# INFORMATION PROVIDED:
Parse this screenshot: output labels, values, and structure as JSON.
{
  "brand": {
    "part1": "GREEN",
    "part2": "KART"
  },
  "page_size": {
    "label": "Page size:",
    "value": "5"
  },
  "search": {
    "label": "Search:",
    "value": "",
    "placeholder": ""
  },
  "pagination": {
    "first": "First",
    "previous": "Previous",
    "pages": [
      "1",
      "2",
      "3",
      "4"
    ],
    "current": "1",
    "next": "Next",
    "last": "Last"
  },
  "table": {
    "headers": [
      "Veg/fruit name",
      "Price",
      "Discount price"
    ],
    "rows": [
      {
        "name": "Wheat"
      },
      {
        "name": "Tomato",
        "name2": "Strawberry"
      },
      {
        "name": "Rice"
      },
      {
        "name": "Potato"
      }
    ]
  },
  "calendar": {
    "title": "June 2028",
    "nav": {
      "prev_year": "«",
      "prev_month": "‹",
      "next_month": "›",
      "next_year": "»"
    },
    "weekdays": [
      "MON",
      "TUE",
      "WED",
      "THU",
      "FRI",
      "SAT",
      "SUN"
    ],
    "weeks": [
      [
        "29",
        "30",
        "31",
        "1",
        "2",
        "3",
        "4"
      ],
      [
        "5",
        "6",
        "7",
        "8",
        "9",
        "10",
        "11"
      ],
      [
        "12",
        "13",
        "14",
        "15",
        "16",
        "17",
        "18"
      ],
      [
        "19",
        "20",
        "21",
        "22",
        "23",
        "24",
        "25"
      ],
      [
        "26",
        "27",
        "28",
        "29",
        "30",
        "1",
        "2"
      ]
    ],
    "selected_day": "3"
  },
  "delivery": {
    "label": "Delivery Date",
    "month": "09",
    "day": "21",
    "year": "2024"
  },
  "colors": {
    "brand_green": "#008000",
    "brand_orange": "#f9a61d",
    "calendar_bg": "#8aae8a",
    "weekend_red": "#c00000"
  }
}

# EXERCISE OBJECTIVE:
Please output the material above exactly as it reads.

# WRITTEN SOLUTION:
Parse this screenshot: output labels, values, and structure as JSON.
{
  "brand": {
    "part1": "GREEN",
    "part2": "KART"
  },
  "page_size": {
    "label": "Page size:",
    "value": "5"
  },
  "search": {
    "label": "Search:",
    "value": "",
    "placeholder": ""
  },
  "pagination": {
    "first": "First",
    "previous": "Previous",
    "pages": [
      "1",
      "2",
      "3",
      "4"
    ],
    "current": "1",
    "next": "Next",
    "last": "Last"
  },
  "table": {
    "headers": [
      "Veg/fruit name",
      "Price",
      "Discount price"
    ],
    "rows": [
      {
        "name": "Wheat"
      },
      {
        "name": "Tomato",
        "name2": "Strawberry"
      },
      {
        "name": "Rice"
      },
      {
        "name": "Potato"
      }
    ]
  },
  "calendar": {
    "title": "June 2028",
    "nav": {
      "prev_year": "«",
      "prev_month": "‹",
      "next_month": "›",
      "next_year": "»"
    },
    "weekdays": [
      "MON",
      "TUE",
      "WED",
      "THU",
      "FRI",
      "SAT",
      "SUN"
    ],
    "weeks": [
      [
        "29",
        "30",
        "31",
        "1",
        "2",
        "3",
        "4"
      ],
      [
        "5",
        "6",
        "7",
        "8",
        "9",
        "10",
        "11"
      ],
      [
        "12",
        "13",
        "14",
        "15",
        "16",
        "17",
        "18"
      ],
      [
        "19",
        "20",
        "21",
        "22",
        "23",
        "24",
        "25"
      ],
      [
        "26",
        "27",
        "28",
        "29",
        "30",
        "1",
        "2"
      ]
    ],
    "selected_day": "3"
  },
  "delivery": {
    "label": "Delivery Date",
    "month": "09",
    "day": "21",
    "year": "2024"
  },
  "colors": {
    "brand_green": "#008000",
    "brand_orange": "#f9a61d",
    "calendar_bg": "#8aae8a",
    "weekend_red": "#c00000"
  }
}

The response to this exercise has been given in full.